Advantages Animal testing is inhumane, and animals are regularly mistreated
Disadvantages There are not many alternatives, and they're all equally controversial
In 2012, animal testing is – and has been for quite some time – one of the most common methods for developing products like cosmetics and medicines. You may think that this sounds like a good thing, producing medicines to help the sick in the future and cosmetics to make yourself look a few years younger: and maybe it is, but the way that animal testing has, and still is being carried out is disgraceful and unacceptable.
Now, you're probably wondering why they don't test medicines and cosmetics and whatever else industry is producing for human consumption on just that – humans. Well, it's because it'll rarely be right first time, and due to that, people believe that it is the job of scientists to test these products on animals of similar evolutionary build to ourselves. However, as long as the animals are treated humanely and fairly, you'd wonder what the problem is, right? The problem is that these products are very rarely right first time, and they may have unwarranted effects on the user of the product: so they test it on animals first, a process which can and does kill many animals on a regular basis for the sake of testing entirely.
However, we could test the product on the human race to see if it actually works for us, but because we can interact and connect with those of our species, we find it more difficult to perform operations like testing on them, especially when there's a fair likelihood that the prototype product could cause problems for the human, including the one that nobody wants to see – death. However, because of the fact that it's an impeccably dangerous procedure to be testing previously untested creams and pills – our superiority complex as a race comes into play – we go for the one that cannot object and cannot fight back. The small animals that are used for testing in laboratories across the world, with little regards for their safety or health in the pursuit of a better future for mankind.

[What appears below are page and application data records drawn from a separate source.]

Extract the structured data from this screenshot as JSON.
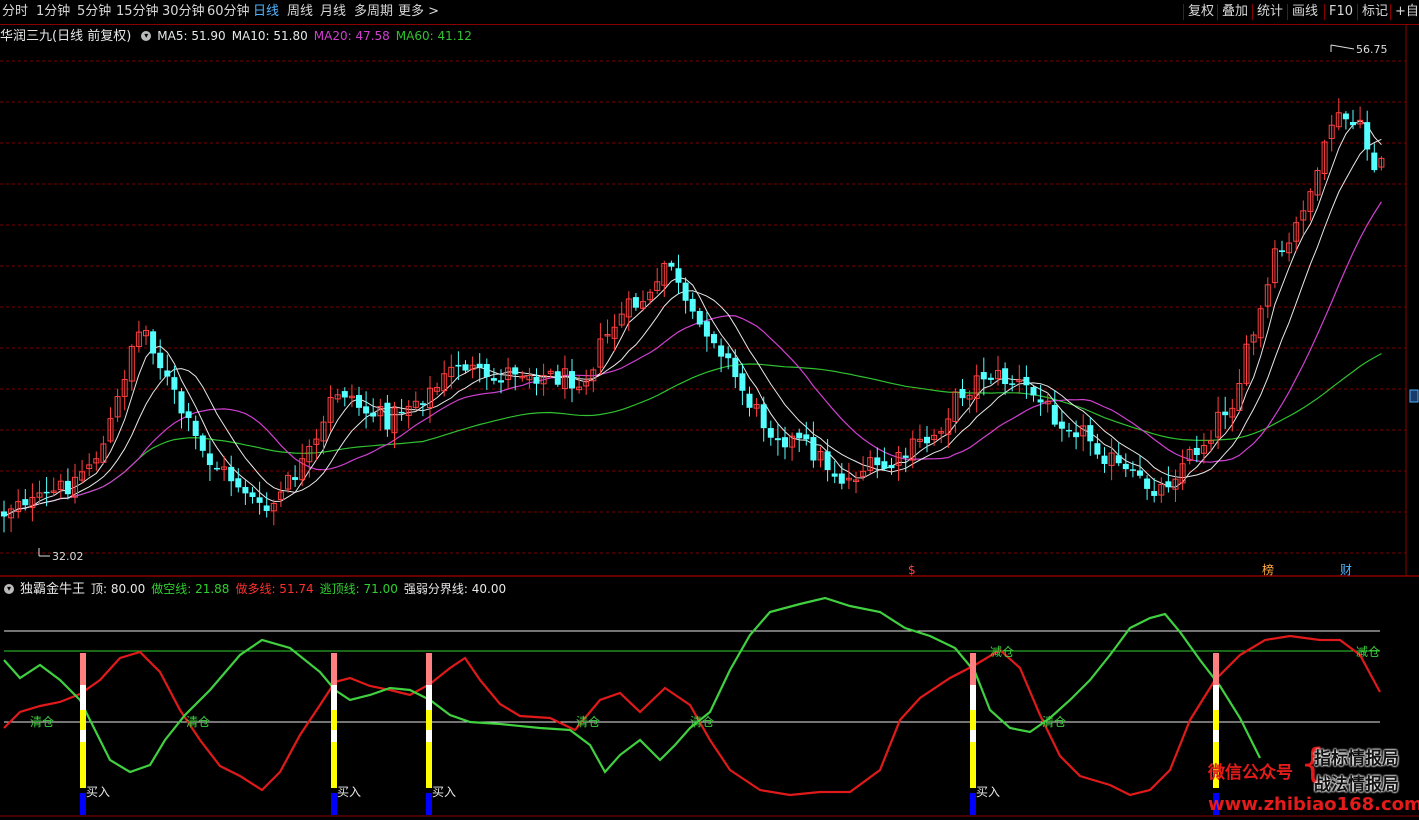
{
  "toolbar": {
    "periods": [
      "分时",
      "1分钟",
      "5分钟",
      "15分钟",
      "30分钟",
      "60分钟",
      "日线",
      "周线",
      "月线",
      "多周期",
      "更多 >"
    ],
    "active_period": "日线",
    "right_buttons": [
      "复权",
      "叠加",
      "统计",
      "画线",
      "F10",
      "标记",
      "+自选"
    ]
  },
  "main_chart": {
    "stock_title": "华润三九(日线 前复权)",
    "ma_labels": [
      {
        "text": "MA5: 51.90",
        "color": "#e8e8e8"
      },
      {
        "text": "MA10: 51.80",
        "color": "#e8e8e8"
      },
      {
        "text": "MA20: 47.58",
        "color": "#d040d0"
      },
      {
        "text": "MA60: 41.12",
        "color": "#30c030"
      }
    ],
    "high_label": "56.75",
    "low_label": "32.02",
    "markers": [
      "$",
      "榜",
      "财"
    ]
  },
  "indicator": {
    "name": "独霸金牛王",
    "values": [
      {
        "text": "顶: 80.00",
        "color": "#e8e8e8"
      },
      {
        "text": "做空线: 21.88",
        "color": "#30d030"
      },
      {
        "text": "做多线: 51.74",
        "color": "#ff3030"
      },
      {
        "text": "逃顶线: 71.00",
        "color": "#30d030"
      },
      {
        "text": "强弱分界线: 40.00",
        "color": "#e8e8e8"
      }
    ],
    "signal_qingcang": "清仓",
    "signal_jiancang": "减仓",
    "signal_buy": "买入"
  },
  "watermark": {
    "wechat": "微信公众号",
    "line1": "指标情报局",
    "line2": "战法情报局",
    "url": "www.zhibiao168.com"
  },
  "colors": {
    "up": "#ff4040",
    "down": "#54ffff",
    "ma5": "#e8e8e8",
    "ma20": "#d040d0",
    "ma60": "#30c030",
    "border": "#8a0000"
  }
}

While I'm not going to go out and make a statement saying that all animals that are used in laboratories are abused and hurt on a regular basis, it's an unavoidable fact that many animals are in laboratories – they're kept in extremely small spaces, sometimes too small for them to even move around as they wait for the next line of lipstick to come around, sometimes with injuries and obesity caused by the lack of exercise, and extreme levels of boredom eating away at their deprived brains.

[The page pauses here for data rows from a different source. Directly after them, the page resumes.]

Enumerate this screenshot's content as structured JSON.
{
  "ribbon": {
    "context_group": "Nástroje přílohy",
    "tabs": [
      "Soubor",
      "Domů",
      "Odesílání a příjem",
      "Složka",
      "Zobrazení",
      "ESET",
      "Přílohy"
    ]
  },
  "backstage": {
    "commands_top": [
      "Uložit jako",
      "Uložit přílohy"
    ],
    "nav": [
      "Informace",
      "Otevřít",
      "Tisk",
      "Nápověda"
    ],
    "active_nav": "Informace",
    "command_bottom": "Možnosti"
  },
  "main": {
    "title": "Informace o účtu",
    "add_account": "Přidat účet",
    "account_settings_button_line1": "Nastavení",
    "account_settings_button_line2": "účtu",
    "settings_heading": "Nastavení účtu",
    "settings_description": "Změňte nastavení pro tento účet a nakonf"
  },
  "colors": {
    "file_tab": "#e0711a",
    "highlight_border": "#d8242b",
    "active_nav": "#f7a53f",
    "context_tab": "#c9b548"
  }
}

The fact that the animals they use are sometimes used because of their trusting nature is also frankly disgusting – and I'd hate to be one of the animals a victim of misplaced trust, especially with no hope of rescue or escape. I can only imagine the lives of the poor animals being tested on in a place not known for its devotion to animal rights to be one of sadness and hurt.
Now, of course not all of the clinics where animal testing takes place are like this, but surely the fact that some are should be enough to make people raise their hand in disagreement with animal testing, or will people – like you and I, continue to turn the other cheek because we want our cheap products – and animals are helping us get to those ideals: they don't demand inflated pay for their work.
'Is there an alternative?'
This is where the issues come in, there are no really alternatives to animal testing, at least none that are any better in the ethics department than animal testing – we could test on humans, but that would spark an outrage that would be extraordinarily hard to beat down amongst human rights activists, just as animal testing sets off the activists in the animal department. To test these products, we need to have them tested on something living, lest we know if there are harmful effects to the product, and where do we go for testing on humans – most people would not willingly lay down their lives for the sake of medical science – and then what? Do we delve into the terrible world of unethical conduct like using death row inmates in America for testing so that the convicted can extend their lives just days longer?
The only less ethically questionable alternative to animal testing is stem cell testing, but that's already underfire from religious critics that believe we are transitioning into a level of medical understanding that we are playing God. There will always be opposition, for every alternative we come up with until such a point that it does not feature anything living, which is practically impossible because of the nature of the tests that need to be performed.
'So should it be banned?'
Banning animal testing would be the ethically correct thing to do, but then how would we progress, there would be no alternative that would be greeted with less criticism – at least for now. The different alternatives would be a better deal for the animals, but a bad deal for us as humans – because humane methods are going to take a while to be developed, and all alternatives need to be performed on living things anyway.
Personally, I feel that we should be looking into alternatives to animal testing, and be banning animal testing soon, but for now, we'll be risking our advancement as a species by banning this method of testing – but personally I believe we should stop testing on living specimens as quickly as possible, and replacing it with another, humane alternative – because testing on anything living is and never will be properly acceptable, and never has been.
Attention, this is the first review from this author
Instead of giving a negative rating, consider:
Help this member by giving your advice
Report fraud (for example plagiarism) or other issue with the review to the Ciao support team
Add your comment